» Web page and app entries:
============
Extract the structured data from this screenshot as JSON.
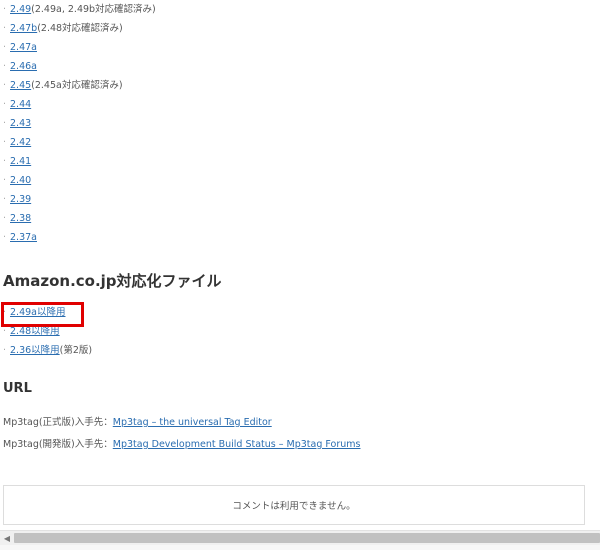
{
  "versions": [
    {
      "link": "2.49",
      "note": "(2.49a, 2.49b対応確認済み)"
    },
    {
      "link": "2.47b",
      "note": "(2.48対応確認済み)"
    },
    {
      "link": "2.47a",
      "note": ""
    },
    {
      "link": "2.46a",
      "note": ""
    },
    {
      "link": "2.45",
      "note": "(2.45a対応確認済み)"
    },
    {
      "link": "2.44",
      "note": ""
    },
    {
      "link": "2.43",
      "note": ""
    },
    {
      "link": "2.42",
      "note": ""
    },
    {
      "link": "2.41",
      "note": ""
    },
    {
      "link": "2.40",
      "note": ""
    },
    {
      "link": "2.39",
      "note": ""
    },
    {
      "link": "2.38",
      "note": ""
    },
    {
      "link": "2.37a",
      "note": ""
    }
  ],
  "amazon": {
    "title": "Amazon.co.jp対応化ファイル",
    "items": [
      {
        "link": "2.49a以降用",
        "note": ""
      },
      {
        "link": "2.48以降用",
        "note": ""
      },
      {
        "link": "2.36以降用",
        "note": "(第2版)"
      }
    ]
  },
  "url_section": {
    "title": "URL",
    "lines": [
      {
        "label": "Mp3tag(正式版)入手先：",
        "link": "Mp3tag – the universal Tag Editor"
      },
      {
        "label": "Mp3tag(開発版)入手先：",
        "link": "Mp3tag Development Build Status – Mp3tag Forums"
      }
    ]
  },
  "comments": {
    "closed_text": "コメントは利用できません。"
  },
  "colors": {
    "link": "#2a6db0",
    "highlight": "#e00000"
  },
  "icons": {
    "scroll_left": "triangle-left"
  }
}
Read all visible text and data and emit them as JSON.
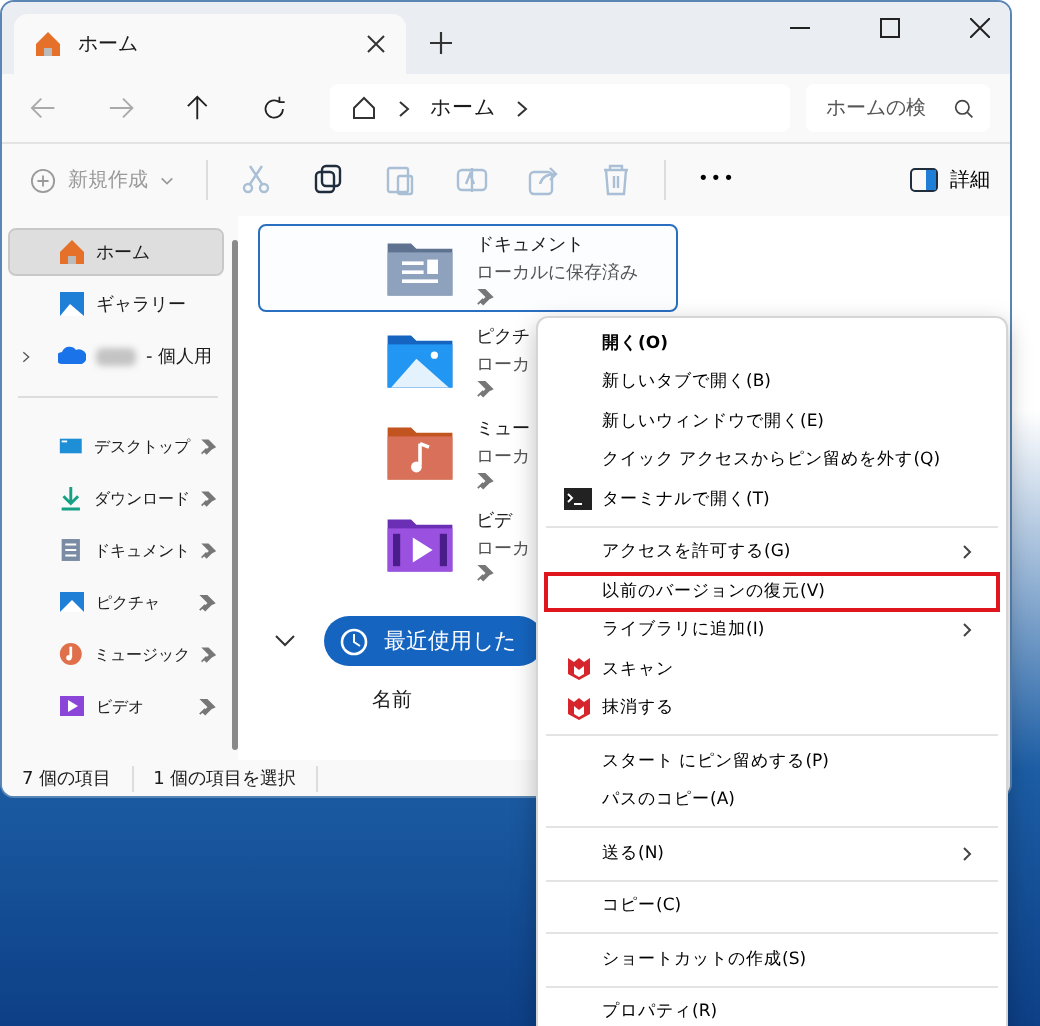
{
  "window": {
    "tab_title": "ホーム"
  },
  "address": {
    "segments": [
      "ホーム"
    ],
    "search_placeholder": "ホームの検"
  },
  "toolbar": {
    "new_label": "新規作成",
    "new_disabled": true,
    "actions": [
      {
        "kind": "cut",
        "disabled": true
      },
      {
        "kind": "copy",
        "disabled": false
      },
      {
        "kind": "paste",
        "disabled": true
      },
      {
        "kind": "rename",
        "disabled": true
      },
      {
        "kind": "share",
        "disabled": true
      },
      {
        "kind": "delete",
        "disabled": true
      }
    ],
    "more": "•••",
    "details_label": "詳細"
  },
  "sidebar": {
    "top": [
      {
        "label": "ホーム",
        "kind": "home",
        "selected": true
      },
      {
        "label": "ギャラリー",
        "kind": "gallery",
        "selected": false
      },
      {
        "label": "- 個人用",
        "kind": "cloud",
        "selected": false,
        "expanded": false,
        "redacted": true
      }
    ],
    "pinned": [
      {
        "label": "デスクトップ",
        "kind": "desktop",
        "selected": false
      },
      {
        "label": "ダウンロード",
        "kind": "download",
        "selected": false
      },
      {
        "label": "ドキュメント",
        "kind": "documents",
        "selected": false
      },
      {
        "label": "ピクチャ",
        "kind": "pictures",
        "selected": false
      },
      {
        "label": "ミュージック",
        "kind": "music",
        "selected": false
      },
      {
        "label": "ビデオ",
        "kind": "video",
        "selected": false
      }
    ]
  },
  "files": [
    {
      "name": "ドキュメント",
      "status": "ローカルに保存済み",
      "kind": "documents",
      "selected": true
    },
    {
      "name": "ピクチ",
      "status": "ローカ",
      "kind": "pictures",
      "selected": false
    },
    {
      "name": "ミュー",
      "status": "ローカ",
      "kind": "music",
      "selected": false
    },
    {
      "name": "ビデ",
      "status": "ローカ",
      "kind": "video",
      "selected": false
    }
  ],
  "recent": {
    "label": "最近使用した"
  },
  "column_header": "名前",
  "status_bar": [
    "7 個の項目",
    "1 個の項目を選択"
  ],
  "context_menu": [
    {
      "kind": "item",
      "label": "開く(O)",
      "default": true,
      "submenu": false,
      "highlighted": false
    },
    {
      "kind": "item",
      "label": "新しいタブで開く(B)",
      "default": false,
      "submenu": false,
      "highlighted": false
    },
    {
      "kind": "item",
      "label": "新しいウィンドウで開く(E)",
      "default": false,
      "submenu": false,
      "highlighted": false
    },
    {
      "kind": "item",
      "label": "クイック アクセスからピン留めを外す(Q)",
      "default": false,
      "submenu": false,
      "highlighted": false
    },
    {
      "kind": "terminal",
      "label": "ターミナルで開く(T)",
      "default": false,
      "submenu": false,
      "highlighted": false
    },
    {
      "kind": "separator"
    },
    {
      "kind": "item",
      "label": "アクセスを許可する(G)",
      "default": false,
      "submenu": true,
      "highlighted": false
    },
    {
      "kind": "item",
      "label": "以前のバージョンの復元(V)",
      "default": false,
      "submenu": false,
      "highlighted": true
    },
    {
      "kind": "item",
      "label": "ライブラリに追加(I)",
      "default": false,
      "submenu": true,
      "highlighted": false
    },
    {
      "kind": "shield",
      "label": "スキャン",
      "default": false,
      "submenu": false,
      "highlighted": false
    },
    {
      "kind": "shield",
      "label": "抹消する",
      "default": false,
      "submenu": false,
      "highlighted": false
    },
    {
      "kind": "separator"
    },
    {
      "kind": "item",
      "label": "スタート にピン留めする(P)",
      "default": false,
      "submenu": false,
      "highlighted": false
    },
    {
      "kind": "item",
      "label": "パスのコピー(A)",
      "default": false,
      "submenu": false,
      "highlighted": false
    },
    {
      "kind": "separator"
    },
    {
      "kind": "item",
      "label": "送る(N)",
      "default": false,
      "submenu": true,
      "highlighted": false
    },
    {
      "kind": "separator"
    },
    {
      "kind": "item",
      "label": "コピー(C)",
      "default": false,
      "submenu": false,
      "highlighted": false
    },
    {
      "kind": "separator"
    },
    {
      "kind": "item",
      "label": "ショートカットの作成(S)",
      "default": false,
      "submenu": false,
      "highlighted": false
    },
    {
      "kind": "separator"
    },
    {
      "kind": "item",
      "label": "プロパティ(R)",
      "default": false,
      "submenu": false,
      "highlighted": false
    }
  ]
}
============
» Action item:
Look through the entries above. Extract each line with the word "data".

» Result:
Extract the structured data from this screenshot as JSON.
Read all visible text and data and emit them as JSON.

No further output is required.